━━━━━ SUPPLIED INFORMATION ━━━━━

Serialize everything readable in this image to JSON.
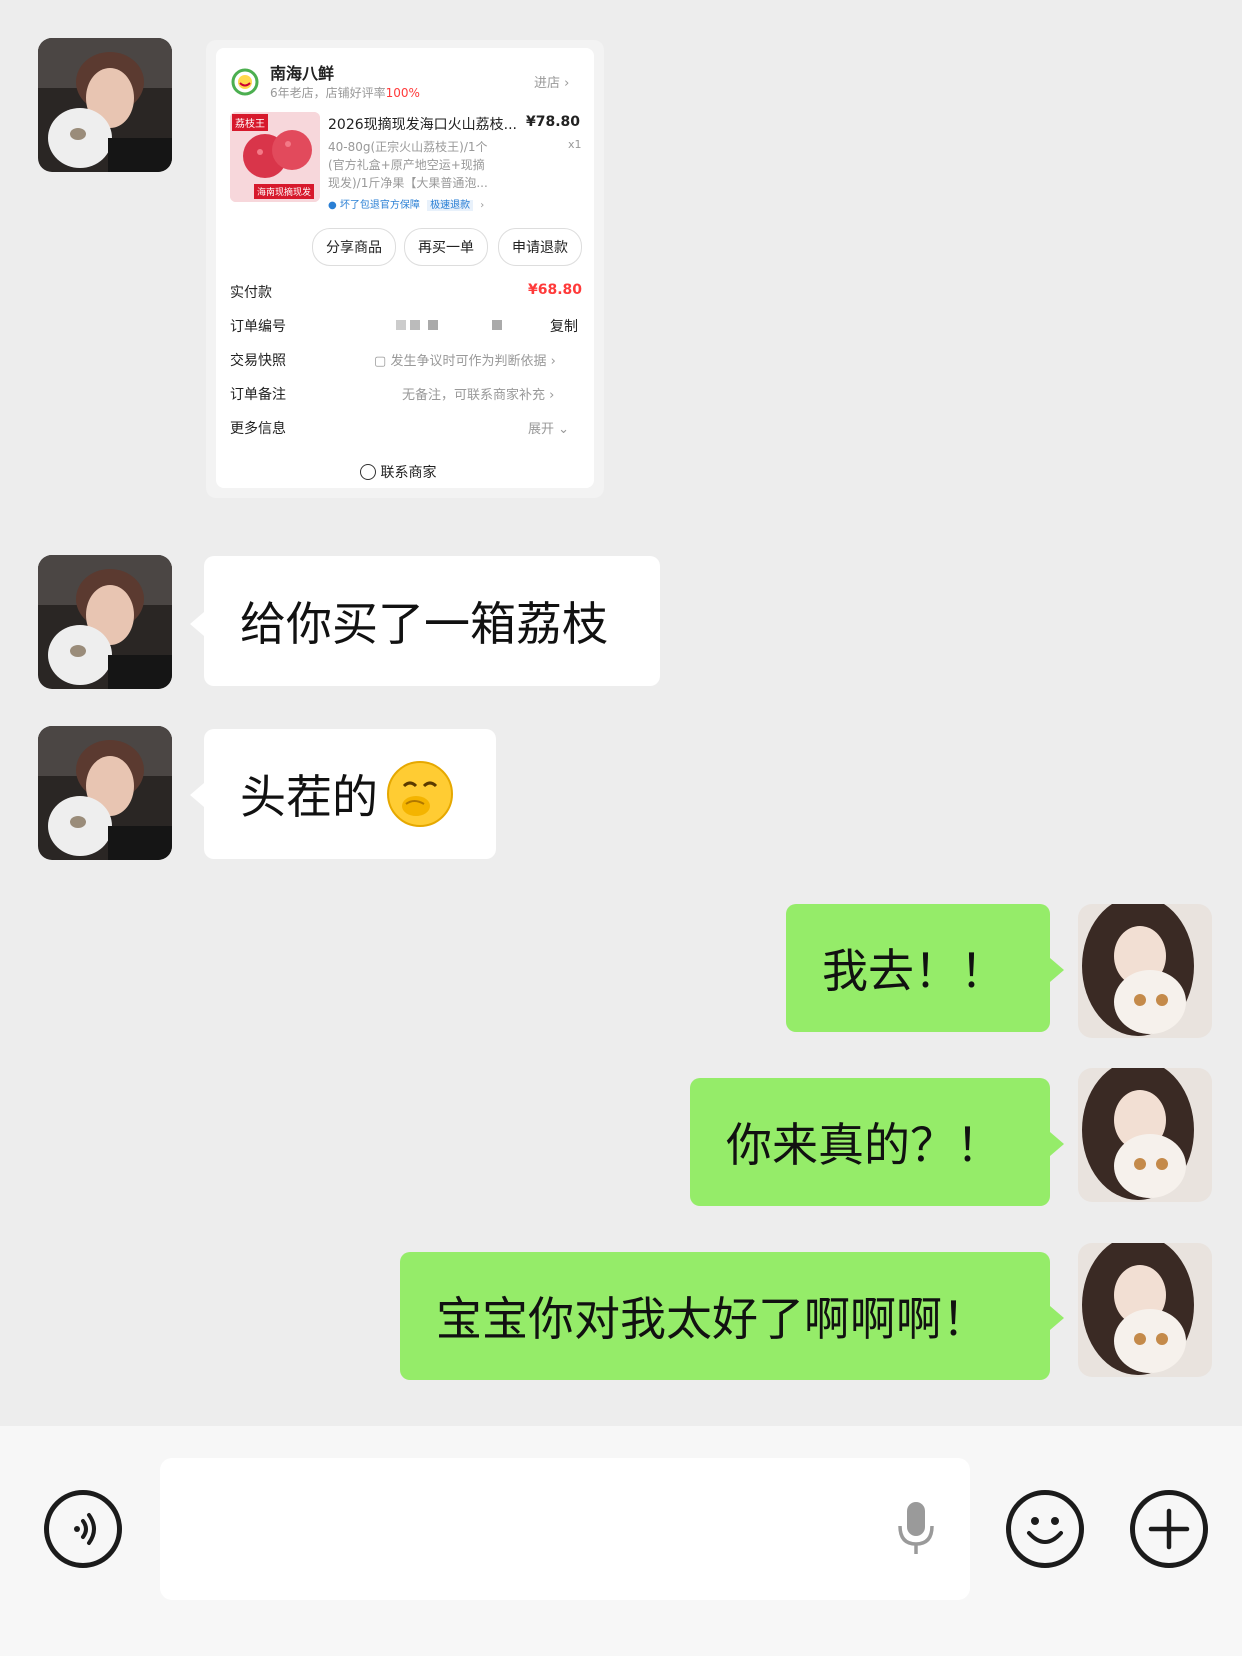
{
  "order_card": {
    "shop_name": "南海八鲜",
    "shop_meta_prefix": "6年老店，店铺好评率",
    "shop_rating": "100%",
    "enter_shop": "进店 ›",
    "product_title": "2026现摘现发海口火山荔枝...",
    "product_price": "¥78.80",
    "product_qty": "x1",
    "product_spec_line1": "40-80g(正宗火山荔枝王)/1个",
    "product_spec_line2": "(官方礼盒+原产地空运+现摘",
    "product_spec_line3": "现发)/1斤净果【大果普通泡...",
    "guarantee_1": "坏了包退官方保障",
    "guarantee_2": "极速退款",
    "thumb_label_top": "荔枝王",
    "thumb_label_bottom": "海南现摘现发",
    "btn_share": "分享商品",
    "btn_rebuy": "再买一单",
    "btn_refund": "申请退款",
    "paid_label": "实付款",
    "paid_value": "¥68.80",
    "order_no_label": "订单编号",
    "copy_label": "复制",
    "snapshot_label": "交易快照",
    "snapshot_value": "发生争议时可作为判断依据 ›",
    "remark_label": "订单备注",
    "remark_value": "无备注，可联系商家补充 ›",
    "more_label": "更多信息",
    "more_value": "展开 ⌄",
    "contact_label": "联系商家"
  },
  "messages": [
    {
      "side": "left",
      "text": "给你买了一箱荔枝"
    },
    {
      "side": "left",
      "text": "头茬的",
      "emoji": "🫢"
    },
    {
      "side": "right",
      "text": "我去！！"
    },
    {
      "side": "right",
      "text": "你来真的？！"
    },
    {
      "side": "right",
      "text": "宝宝你对我太好了啊啊啊！"
    }
  ],
  "colors": {
    "background": "#ededed",
    "sent_bubble": "#95ec69",
    "received_bubble": "#ffffff",
    "price_red": "#ff3a3a"
  },
  "bottom_bar": {
    "voice_icon": "voice-icon",
    "mic_icon": "mic-icon",
    "emoji_icon": "emoji-icon",
    "plus_icon": "plus-icon"
  }
}
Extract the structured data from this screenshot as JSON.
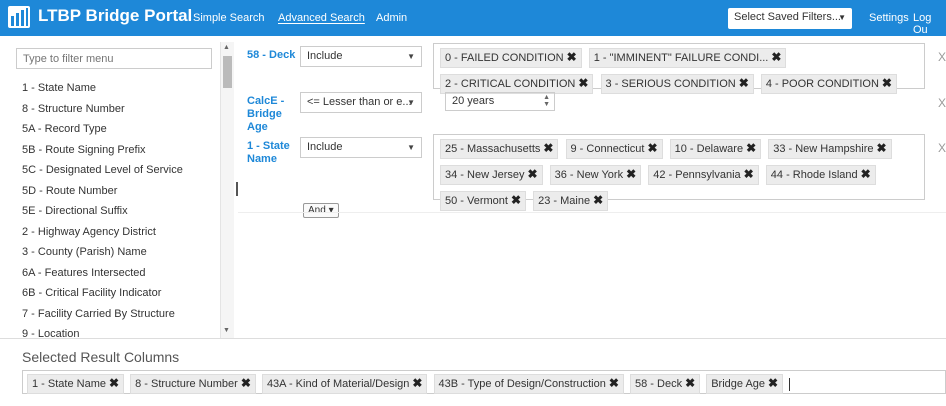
{
  "app": {
    "title": "LTBP Bridge Portal"
  },
  "nav": {
    "simple": "Simple Search",
    "advanced": "Advanced Search",
    "admin": "Admin",
    "saved_filters": "Select Saved Filters...",
    "settings": "Settings",
    "logout": "Log Ou"
  },
  "menu": {
    "filter_placeholder": "Type to filter menu",
    "items": [
      "1 - State Name",
      "8 - Structure Number",
      "5A - Record Type",
      "5B - Route Signing Prefix",
      "5C - Designated Level of Service",
      "5D - Route Number",
      "5E - Directional Suffix",
      "2 - Highway Agency District",
      "3 - County (Parish) Name",
      "6A - Features Intersected",
      "6B - Critical Facility Indicator",
      "7 - Facility Carried By Structure",
      "9 - Location"
    ]
  },
  "filters": [
    {
      "label": "58 - Deck",
      "operator": "Include",
      "tags": [
        "0 - FAILED CONDITION",
        "1 - \"IMMINENT\" FAILURE CONDI...",
        "2 - CRITICAL CONDITION",
        "3 - SERIOUS CONDITION",
        "4 - POOR CONDITION"
      ]
    },
    {
      "label": "CalcE - Bridge Age",
      "operator": "<= Lesser than or e...",
      "value": "20 years"
    },
    {
      "label": "1 - State Name",
      "operator": "Include",
      "tags": [
        "25 - Massachusetts",
        "9 - Connecticut",
        "10 - Delaware",
        "33 - New Hampshire",
        "34 - New Jersey",
        "36 - New York",
        "42 - Pennsylvania",
        "44 - Rhode Island",
        "50 - Vermont",
        "23 - Maine"
      ]
    }
  ],
  "and_label": "And ▾",
  "remove_glyph": "X",
  "tag_remove_glyph": "✖",
  "result_columns": {
    "title": "Selected Result Columns",
    "tags": [
      "1 - State Name",
      "8 - Structure Number",
      "43A - Kind of Material/Design",
      "43B - Type of Design/Construction",
      "58 - Deck",
      "Bridge Age"
    ]
  },
  "colors": {
    "brand": "#1e88d8"
  }
}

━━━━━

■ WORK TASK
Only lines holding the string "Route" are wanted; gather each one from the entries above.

■ EXERCISE ANSWER
      "5B - Route Signing Prefix",
      "5D - Route Number",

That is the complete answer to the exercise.